By Juana Poareo, Next Avenue Contributor
Kaci Smith, 36, recalls the gradual emergence of her PTSD symptoms about three years ago when she’d been caring for her mother at home following her mom’s 2012 stroke.
“It would be things like almost feeling like a panic attack,” says Smith, a Rochester, N.Y. teacher. “If she would complain of leg pain, I would think, ‘Oh, no. It’s a blood clot. We’re going to have to go through all this medical stuff again.’”
Smith, who stopped working when Covid-19 forced the U.S. into lockdown, has been a 24/7 caregiver for her mother during the pandemic and is on anti-anxiety medicine.
As the Caregiving in the U.S. 2020 report from AARP and the National Alliance for Caregiving documented, being a family caregiver can be high stress. It can also, in some cases, bring on PTSD (Post Traumatic Stress Disorder), an anxiety disorder caused by trauma. PTSD symptoms typically range from flashbacks and recurring dreams to insomnia and poor concentration.

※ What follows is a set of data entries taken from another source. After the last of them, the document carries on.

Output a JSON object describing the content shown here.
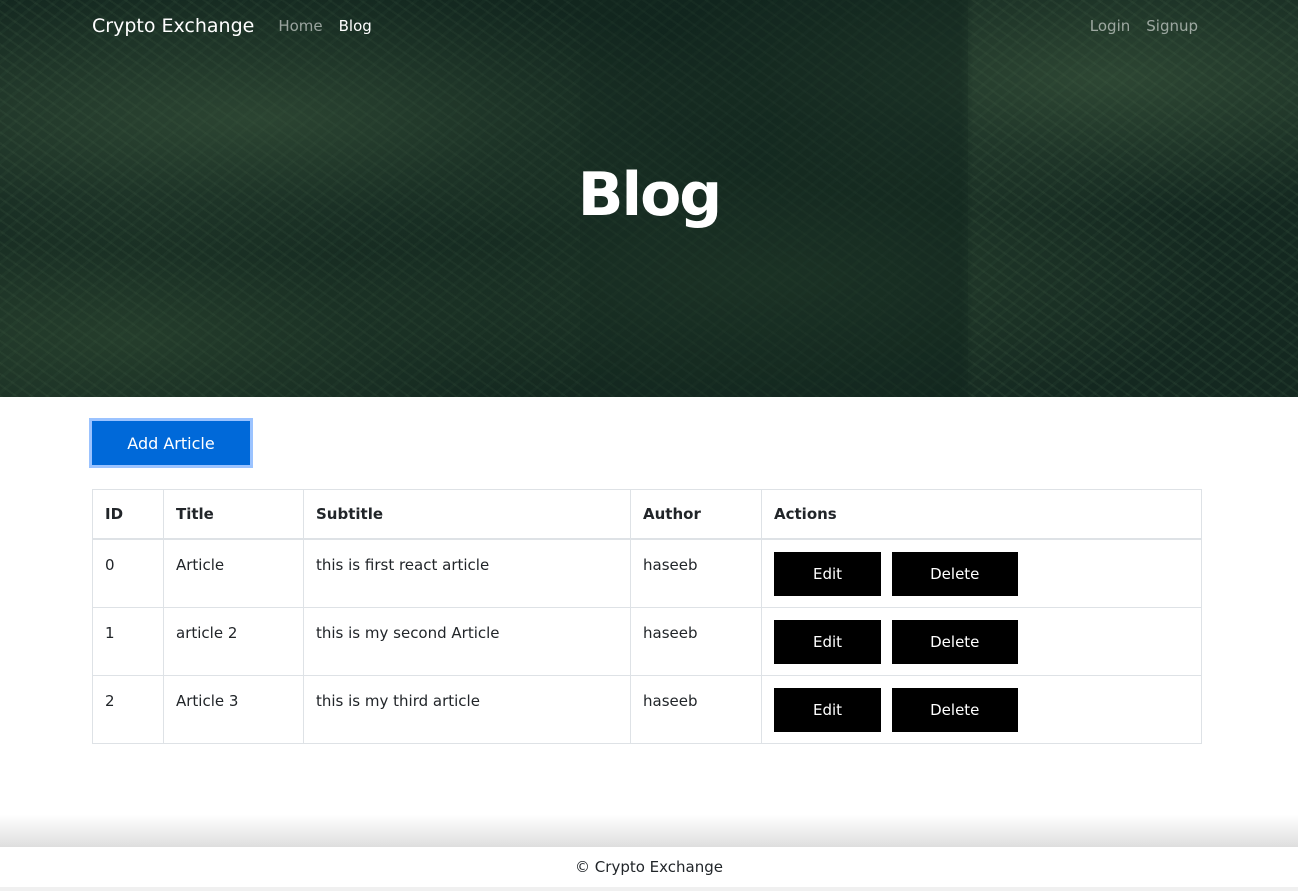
{
  "navbar": {
    "brand": "Crypto Exchange",
    "links": [
      "Home",
      "Blog"
    ],
    "right_links": [
      "Login",
      "Signup"
    ]
  },
  "hero": {
    "title": "Blog"
  },
  "main": {
    "add_button": "Add Article",
    "table": {
      "headers": [
        "ID",
        "Title",
        "Subtitle",
        "Author",
        "Actions"
      ],
      "rows": [
        {
          "id": "0",
          "title": "Article",
          "subtitle": "this is first react article",
          "author": "haseeb"
        },
        {
          "id": "1",
          "title": "article 2",
          "subtitle": "this is my second Article",
          "author": "haseeb"
        },
        {
          "id": "2",
          "title": "Article 3",
          "subtitle": "this is my third article",
          "author": "haseeb"
        }
      ],
      "edit_label": "Edit",
      "delete_label": "Delete"
    }
  },
  "footer": {
    "text": "© Crypto Exchange"
  },
  "colors": {
    "primary": "#0069d9",
    "action_button": "#000000"
  }
}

Researching the Caregiving PTSD Link
Exactly how often caregiving can lead to PTSD is unknown.
“There remains very little research or attention on PTSD among caregivers,” says Dr. Ranak Trivedi, an assistant professor of psychiatry and behavioral sciences at Stanford University.Recommended For You
But, Trivedi adds, “As clinical psychologists, we are also recognizing that chronic stress that is unrelenting — such as through caregiving — can lead to PTSD.”
Jennifer McAdam, an associate professor in the School of Nursing at Samuel Merritt University who co-authored a study about family caregivers of ICU patients, says more research needs to be conducted to establish the true impact of caregiver PTSD.